I currently have an old unmanaged C++ DLL using MFC. This DLL has a bunch of code which is multi-threaded and written back in 2003 using VC6. This code sadly doesn't work anymore.
I've been tasked with finding an alternative way of running this multi-threaded code so that it does function as intended. Someone before me had already rewritten it in C#, and I need to port that C# code over to VC++. I did some research and realized that I could save some time in the porting process by just porting the C# code to VC++ (using the .NET framework). But then I realized that my old MFC DLL cannot run this .NET code.
My idea is to write this multi-threaded code in a VC++ DLL (using the .NET framework) and using some form of interoperability to be able to call the functions from the old DLL to the new DLL.
I have looked into COM interoperability as well as wrapper classes. What is the best way of accomplishing this? Are there any tutorials that could help me with this task? (I've already done some extensive searching and there are a lot of tutorials using unmanaged C++ DLLs to C# DLLs, but not much that pertains to my situtation).
Just so you know, I cannot compile the old DLL with /clr as this DLL is hosted in an old Win32 application as well.

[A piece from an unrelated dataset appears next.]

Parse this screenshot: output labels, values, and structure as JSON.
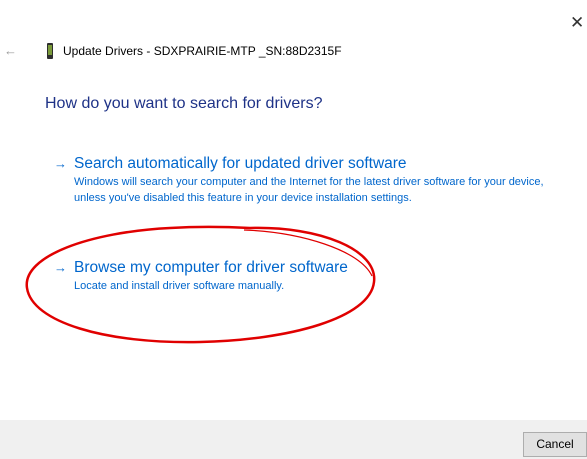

Compiling with /clr causes the application to crash, or else this would have already been done.
TO CLARIFY: I'm curious as to why calling functions residing in a C# DLL from an unmanaged C++ DLL through a COM interop seems so simple compared to doing the exact same thing using a managed C++ DLL. I even have a proof-of-concept between C# and C++, but I can't for the life of me begin to understand performing the exact same task with C++. Does there happen to be just a simple tutorial for calling just one simple (let's say 'Add') function from unmanaged C++ to managed C++?